And be realistic. According to Business Insider, “your monthly clothing budget should comprise no more than 5% of your after-tax income.” They allow up to 7% if you’re building your work wardrobe from scratch. But the important thing is to set a figure that you’re comfortable with. Maxing your credit card isn’t the only way to fall back in love with your clothes – something as simple, and affordable, as taking your clothes to an alterations tailor can make ill-fitting clothes feel brand new.
Next, message your stylist, who will be able to advise on factors like cost-per-wear (the price of an item divided by the number of times you’ll wear it) so you can make sure you spend wisely. Even if you have a generous budget to spend on your reinvention, it’s wise to set category limits for yourself. It might be more fun to buy big coats, but summer’s coming.
Whatever your new style, it will be built around a set of core basics. These are the versatile go-tos that appear in pretty much every outfit. If your style is heritage, then you’ll want a good supply of flannel shirts and woolly jumpers, plus some chunky boots. Scandi minimalists should invest in a good single-breasted camel coat and black jeans.
You’ll know something counts as a building block if you can imagine it in at least five different outfits (and if you can’t, your stylist can help). If something only works for one or two specific looks, then that’s going to be more of a statement garment and not necessarily where you want to be spending most of your reinvention budget.
If you thought that tailors were only for those who shopped on Savile Row, then you’re missing out. Your local dry cleaners will offer simple services like lifting trouser hems, swapping out buttons, or repairing rips.
Even cheaper than the tailor is good ol’ fashioned DIY. To transform your tired jeans into something a bit fresher, just take a pair of scissors to the hem. A word to the wise: you want to cut just enough off the bottom so that the jeans hit right around your ankle.
One of the quickest and most noticeable ways to alter your style is with a haircut or changing your facial hair. If you’re going for something a bit more edgy, it makes sense to have a haircut that reflects your aesthetic. Our advice? Consult your barber for tips on what works for both your face shape and your new threads.

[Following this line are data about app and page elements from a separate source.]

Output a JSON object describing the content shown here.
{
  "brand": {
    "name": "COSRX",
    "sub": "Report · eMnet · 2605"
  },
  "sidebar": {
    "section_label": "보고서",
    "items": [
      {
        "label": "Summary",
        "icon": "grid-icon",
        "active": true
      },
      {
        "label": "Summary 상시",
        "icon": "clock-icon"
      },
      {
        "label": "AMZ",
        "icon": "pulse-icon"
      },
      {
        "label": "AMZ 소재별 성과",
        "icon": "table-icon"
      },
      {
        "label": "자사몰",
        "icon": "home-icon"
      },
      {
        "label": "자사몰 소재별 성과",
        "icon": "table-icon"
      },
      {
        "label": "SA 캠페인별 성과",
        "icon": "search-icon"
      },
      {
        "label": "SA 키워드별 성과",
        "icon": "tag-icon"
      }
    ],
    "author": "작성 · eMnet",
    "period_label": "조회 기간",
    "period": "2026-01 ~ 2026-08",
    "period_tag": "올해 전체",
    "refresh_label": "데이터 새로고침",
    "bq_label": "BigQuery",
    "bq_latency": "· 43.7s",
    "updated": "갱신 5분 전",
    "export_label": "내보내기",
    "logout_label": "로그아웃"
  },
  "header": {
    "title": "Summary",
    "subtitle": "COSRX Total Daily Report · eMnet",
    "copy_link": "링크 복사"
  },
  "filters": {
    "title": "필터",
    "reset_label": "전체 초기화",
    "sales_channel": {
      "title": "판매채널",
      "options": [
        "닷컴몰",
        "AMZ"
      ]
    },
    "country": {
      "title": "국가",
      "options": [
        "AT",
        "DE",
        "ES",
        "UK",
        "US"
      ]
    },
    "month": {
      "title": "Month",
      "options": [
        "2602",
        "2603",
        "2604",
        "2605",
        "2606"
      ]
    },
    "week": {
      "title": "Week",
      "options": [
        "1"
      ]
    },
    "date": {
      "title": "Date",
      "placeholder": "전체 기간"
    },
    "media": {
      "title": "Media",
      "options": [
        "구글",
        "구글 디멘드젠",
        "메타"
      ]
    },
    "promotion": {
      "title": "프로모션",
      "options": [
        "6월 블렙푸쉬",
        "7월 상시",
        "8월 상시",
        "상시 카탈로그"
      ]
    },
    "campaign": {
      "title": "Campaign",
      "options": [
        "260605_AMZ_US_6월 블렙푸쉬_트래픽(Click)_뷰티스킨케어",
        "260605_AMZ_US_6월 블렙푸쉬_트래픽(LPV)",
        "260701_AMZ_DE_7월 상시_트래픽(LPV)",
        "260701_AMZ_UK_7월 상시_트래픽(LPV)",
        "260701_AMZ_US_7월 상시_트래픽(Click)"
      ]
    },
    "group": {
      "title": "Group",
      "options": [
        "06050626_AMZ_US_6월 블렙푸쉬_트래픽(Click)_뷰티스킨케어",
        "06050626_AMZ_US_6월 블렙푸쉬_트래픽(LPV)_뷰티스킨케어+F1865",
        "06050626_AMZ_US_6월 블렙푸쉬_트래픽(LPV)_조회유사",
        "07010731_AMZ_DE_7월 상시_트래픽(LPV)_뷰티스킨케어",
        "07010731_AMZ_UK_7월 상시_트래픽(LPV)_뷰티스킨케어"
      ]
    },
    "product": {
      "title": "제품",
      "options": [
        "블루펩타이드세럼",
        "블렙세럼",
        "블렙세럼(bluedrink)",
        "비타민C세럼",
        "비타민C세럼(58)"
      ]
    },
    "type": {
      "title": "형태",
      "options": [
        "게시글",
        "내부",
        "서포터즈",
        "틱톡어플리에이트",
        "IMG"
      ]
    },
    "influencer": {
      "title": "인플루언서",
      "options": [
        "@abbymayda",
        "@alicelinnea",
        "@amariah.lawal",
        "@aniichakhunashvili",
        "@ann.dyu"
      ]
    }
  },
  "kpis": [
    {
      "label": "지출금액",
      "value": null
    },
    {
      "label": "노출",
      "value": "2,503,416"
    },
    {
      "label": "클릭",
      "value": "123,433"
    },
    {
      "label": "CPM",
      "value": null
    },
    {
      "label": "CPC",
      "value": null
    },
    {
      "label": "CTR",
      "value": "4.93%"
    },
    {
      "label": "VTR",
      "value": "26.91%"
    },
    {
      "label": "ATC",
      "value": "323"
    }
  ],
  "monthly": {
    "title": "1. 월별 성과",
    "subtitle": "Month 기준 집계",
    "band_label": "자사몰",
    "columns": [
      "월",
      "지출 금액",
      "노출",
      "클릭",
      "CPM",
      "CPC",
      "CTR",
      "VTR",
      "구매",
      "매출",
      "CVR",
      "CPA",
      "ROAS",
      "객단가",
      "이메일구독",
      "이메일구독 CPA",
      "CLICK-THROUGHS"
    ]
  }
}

Not every change has to be a big one. If your goal is to look a bit more polished but you’re still going to work carrying an old rucksack, then a simple solution is to upgrade your bag. Go for a minimalist leather option, or perhaps ditch the rucksack altogether and try out a tote.
Accessories can run the gamut from cheap-as-chips to frankly ridiculous, so again, apply the ‘cost-per-wear’ formula. If this is a bag that you’ll be wearing every day and in all weather, then it’s worth spending more than a tenner on it.
When you walk into a well-curated shop, the first thing you should notice is space: space between the hangers and space to appreciate everything. Now, we’re not saying you need to get a carpenter in, but there’s a reason why shops put in so much effort to make browsing a pleasure.
Firstly, it’s hard to see your options if everything is packed into a wardrobe or stuffed into drawers. Secondly, if clothes aren’t stored correctly, they can quickly become stretched out of shape or damaged. Buy a few packs of matching hangers – not the thin wire ones you get at the dry cleaners – and spend some time organising your wardrobe.
That means folding your knitwear, hanging coats on wide-shouldered hangers, and using trouser hangers that won’t leave marks on the fabric. When your clothes are stored and displayed thoughtfully, it’s a lot easier to fall back in love with them.
Words: Theresa Harold
Illustration: Elliot Kruszynski
Clothes have a cost beyond the price tag. Here's how to make sure what hangs in your wardrobe rests easy on your conscience.